# [YOUR ASSIGNMENT]
Would you restate every entry that follows, word for word, and leave out the pictures?
RECORD SET START
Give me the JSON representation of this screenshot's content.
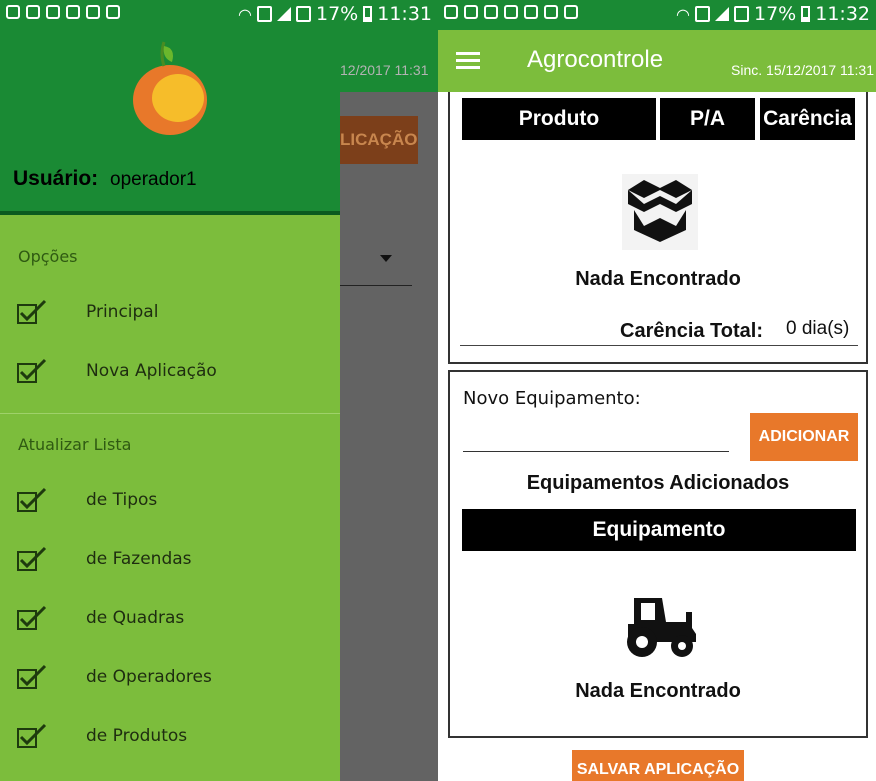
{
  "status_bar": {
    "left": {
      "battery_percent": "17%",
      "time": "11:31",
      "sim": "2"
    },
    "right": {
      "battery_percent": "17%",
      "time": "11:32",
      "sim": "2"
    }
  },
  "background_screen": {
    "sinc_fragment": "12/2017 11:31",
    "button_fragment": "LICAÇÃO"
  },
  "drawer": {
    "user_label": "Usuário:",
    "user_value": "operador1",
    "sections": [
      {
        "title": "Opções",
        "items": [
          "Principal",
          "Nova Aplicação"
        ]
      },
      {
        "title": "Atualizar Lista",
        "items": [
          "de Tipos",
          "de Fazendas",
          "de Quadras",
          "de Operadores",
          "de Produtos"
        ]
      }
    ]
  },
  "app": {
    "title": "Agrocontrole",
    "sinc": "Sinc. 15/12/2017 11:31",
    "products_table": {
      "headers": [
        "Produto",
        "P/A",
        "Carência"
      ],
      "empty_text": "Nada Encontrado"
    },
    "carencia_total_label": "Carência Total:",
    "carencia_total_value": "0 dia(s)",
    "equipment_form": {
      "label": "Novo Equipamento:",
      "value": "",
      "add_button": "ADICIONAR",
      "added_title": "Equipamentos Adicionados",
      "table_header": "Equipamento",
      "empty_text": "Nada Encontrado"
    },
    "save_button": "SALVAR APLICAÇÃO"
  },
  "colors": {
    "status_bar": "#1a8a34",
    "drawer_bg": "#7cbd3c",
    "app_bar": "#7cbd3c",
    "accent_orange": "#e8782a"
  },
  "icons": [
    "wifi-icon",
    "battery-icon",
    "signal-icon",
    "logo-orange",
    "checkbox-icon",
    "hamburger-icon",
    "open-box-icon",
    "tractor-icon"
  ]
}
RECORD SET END
# [OUTPUT BELOW]
Give me the JSON representation of this screenshot's content.
{
  "status_bar": {
    "left": {
      "battery_percent": "17%",
      "time": "11:31",
      "sim": "2"
    },
    "right": {
      "battery_percent": "17%",
      "time": "11:32",
      "sim": "2"
    }
  },
  "background_screen": {
    "sinc_fragment": "12/2017 11:31",
    "button_fragment": "LICAÇÃO"
  },
  "drawer": {
    "user_label": "Usuário:",
    "user_value": "operador1",
    "sections": [
      {
        "title": "Opções",
        "items": [
          "Principal",
          "Nova Aplicação"
        ]
      },
      {
        "title": "Atualizar Lista",
        "items": [
          "de Tipos",
          "de Fazendas",
          "de Quadras",
          "de Operadores",
          "de Produtos"
        ]
      }
    ]
  },
  "app": {
    "title": "Agrocontrole",
    "sinc": "Sinc. 15/12/2017 11:31",
    "products_table": {
      "headers": [
        "Produto",
        "P/A",
        "Carência"
      ],
      "empty_text": "Nada Encontrado"
    },
    "carencia_total_label": "Carência Total:",
    "carencia_total_value": "0 dia(s)",
    "equipment_form": {
      "label": "Novo Equipamento:",
      "value": "",
      "add_button": "ADICIONAR",
      "added_title": "Equipamentos Adicionados",
      "table_header": "Equipamento",
      "empty_text": "Nada Encontrado"
    },
    "save_button": "SALVAR APLICAÇÃO"
  },
  "colors": {
    "status_bar": "#1a8a34",
    "drawer_bg": "#7cbd3c",
    "app_bar": "#7cbd3c",
    "accent_orange": "#e8782a"
  },
  "icons": [
    "wifi-icon",
    "battery-icon",
    "signal-icon",
    "logo-orange",
    "checkbox-icon",
    "hamburger-icon",
    "open-box-icon",
    "tractor-icon"
  ]
}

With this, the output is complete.